Art online, a manifesto. Part 1: Superlatives gone awry. How not to present art online.

Part 1: Superlatives gone awry. How not to present art online.

artonline1(Above: actual language used by a major online art selling platform)

The vogue for online art marketing is reminiscent of TV infomercials of the 1990s. The campaigns of most online art platforms go something like “10 artists to invest in now!” or “Popular pieces, 24hours left to bid!”. These are today’s equivalent of the “But wait, there’s more!” and “Call within the next 10 minutes, and we’ll double your order!” pitch lines. It’s obvious to me that these tag lines don’t work.

The usual run of superlatives (First, Biggest collection, Best artists, Top specialists) comes to nothing in the context of selling art online. A tag line that reads, “Leading website with top contemporary artists” is more likely to be viewed with skepticism than trust. Online audiences today are equipped with diverse deception radars. When authenticity cannot be manufactured, how can we build a tone that rings true to the art of our age? How can we pay tribute to its sense of mastery, discipline, rigor and mindfulness, then meld them with the souls of today’s internet users? Online audiences today crave for nuances of real life, including imperfections and vulnerabilities, not just artificial greatness.

For people to care, we need empathy. The people that we truly connect to are not the ones giving us advice, cures and solutions, but rather people who share the same heartbreaks about the world, the same anxieties of not knowing. Art makes us reckon with the horrors and beauty of lands far away and people we’ve never met. Like books, art makes us less lonely. Our goal is to present to you artists of our time, artists that share the same humble reflections, illustrative¬† humor and noble struggles as you do.

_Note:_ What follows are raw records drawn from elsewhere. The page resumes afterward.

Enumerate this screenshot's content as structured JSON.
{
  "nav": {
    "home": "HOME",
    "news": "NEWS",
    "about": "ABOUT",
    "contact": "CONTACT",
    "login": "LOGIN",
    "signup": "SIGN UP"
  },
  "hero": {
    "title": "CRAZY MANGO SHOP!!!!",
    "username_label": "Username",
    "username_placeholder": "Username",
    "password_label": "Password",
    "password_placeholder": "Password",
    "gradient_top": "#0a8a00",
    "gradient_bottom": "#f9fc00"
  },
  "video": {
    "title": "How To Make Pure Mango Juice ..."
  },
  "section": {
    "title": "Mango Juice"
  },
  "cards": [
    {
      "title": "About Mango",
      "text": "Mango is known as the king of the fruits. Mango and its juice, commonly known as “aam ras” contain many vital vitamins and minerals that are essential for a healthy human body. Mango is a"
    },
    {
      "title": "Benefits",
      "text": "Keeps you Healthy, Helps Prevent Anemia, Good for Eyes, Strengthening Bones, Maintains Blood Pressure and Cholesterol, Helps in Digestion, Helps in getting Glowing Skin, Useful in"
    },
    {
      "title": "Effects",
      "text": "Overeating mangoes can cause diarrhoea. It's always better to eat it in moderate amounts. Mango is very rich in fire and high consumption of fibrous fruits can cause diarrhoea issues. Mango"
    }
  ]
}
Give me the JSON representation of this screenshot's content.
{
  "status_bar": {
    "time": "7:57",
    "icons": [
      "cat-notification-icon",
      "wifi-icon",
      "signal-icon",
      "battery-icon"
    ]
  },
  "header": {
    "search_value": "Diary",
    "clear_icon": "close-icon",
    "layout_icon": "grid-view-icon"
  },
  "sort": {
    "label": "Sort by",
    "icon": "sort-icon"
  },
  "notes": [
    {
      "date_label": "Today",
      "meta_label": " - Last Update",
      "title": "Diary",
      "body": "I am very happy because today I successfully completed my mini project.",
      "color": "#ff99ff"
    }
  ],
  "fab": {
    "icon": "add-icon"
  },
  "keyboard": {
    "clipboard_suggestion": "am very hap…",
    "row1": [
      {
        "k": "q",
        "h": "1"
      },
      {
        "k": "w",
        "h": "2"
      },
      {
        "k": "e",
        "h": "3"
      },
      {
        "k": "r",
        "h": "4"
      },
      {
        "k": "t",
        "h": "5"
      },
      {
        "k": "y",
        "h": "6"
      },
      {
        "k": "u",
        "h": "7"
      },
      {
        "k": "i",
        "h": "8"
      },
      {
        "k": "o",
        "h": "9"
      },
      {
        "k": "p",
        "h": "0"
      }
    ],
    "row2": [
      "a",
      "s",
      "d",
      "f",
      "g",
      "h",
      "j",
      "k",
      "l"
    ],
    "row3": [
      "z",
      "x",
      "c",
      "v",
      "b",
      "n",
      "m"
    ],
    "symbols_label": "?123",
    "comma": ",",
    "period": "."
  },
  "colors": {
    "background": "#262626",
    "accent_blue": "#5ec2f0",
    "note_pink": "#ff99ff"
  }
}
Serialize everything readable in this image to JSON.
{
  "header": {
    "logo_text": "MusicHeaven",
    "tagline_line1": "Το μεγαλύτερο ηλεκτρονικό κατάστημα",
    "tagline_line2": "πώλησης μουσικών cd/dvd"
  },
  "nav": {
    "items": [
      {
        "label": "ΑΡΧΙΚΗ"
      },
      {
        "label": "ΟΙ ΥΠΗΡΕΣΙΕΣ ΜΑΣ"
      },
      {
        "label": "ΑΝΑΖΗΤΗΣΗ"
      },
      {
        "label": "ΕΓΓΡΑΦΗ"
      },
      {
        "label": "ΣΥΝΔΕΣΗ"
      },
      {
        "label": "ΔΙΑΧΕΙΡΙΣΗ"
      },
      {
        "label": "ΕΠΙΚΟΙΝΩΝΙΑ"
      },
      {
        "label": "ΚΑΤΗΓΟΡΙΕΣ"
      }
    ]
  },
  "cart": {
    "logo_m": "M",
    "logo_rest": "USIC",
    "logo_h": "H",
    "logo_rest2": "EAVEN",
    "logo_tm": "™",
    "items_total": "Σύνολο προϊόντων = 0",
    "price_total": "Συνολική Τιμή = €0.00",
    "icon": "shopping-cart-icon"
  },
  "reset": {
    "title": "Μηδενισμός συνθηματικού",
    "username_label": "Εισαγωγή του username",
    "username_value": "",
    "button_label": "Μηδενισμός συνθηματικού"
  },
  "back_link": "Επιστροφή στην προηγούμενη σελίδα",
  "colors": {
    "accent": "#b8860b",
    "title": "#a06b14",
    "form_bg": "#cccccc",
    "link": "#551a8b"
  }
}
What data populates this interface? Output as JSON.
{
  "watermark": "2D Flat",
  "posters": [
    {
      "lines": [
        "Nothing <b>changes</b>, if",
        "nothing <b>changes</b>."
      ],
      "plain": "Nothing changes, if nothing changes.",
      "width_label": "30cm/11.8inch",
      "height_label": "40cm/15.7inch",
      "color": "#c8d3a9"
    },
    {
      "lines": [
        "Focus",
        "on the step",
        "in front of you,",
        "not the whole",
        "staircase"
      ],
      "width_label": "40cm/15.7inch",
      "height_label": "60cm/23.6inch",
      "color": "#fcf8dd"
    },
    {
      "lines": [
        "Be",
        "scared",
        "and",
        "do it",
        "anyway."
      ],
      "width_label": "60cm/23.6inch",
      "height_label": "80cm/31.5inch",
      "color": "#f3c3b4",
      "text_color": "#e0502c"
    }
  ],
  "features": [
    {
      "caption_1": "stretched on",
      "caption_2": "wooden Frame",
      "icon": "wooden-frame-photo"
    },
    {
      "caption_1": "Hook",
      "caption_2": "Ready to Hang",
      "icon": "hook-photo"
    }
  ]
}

Part 2: The “art world”? There is only one world, here.

Read Part 3: Life is short, and art is long, here.

Alice Zhang

Alice Zhang

Creative Director at Stew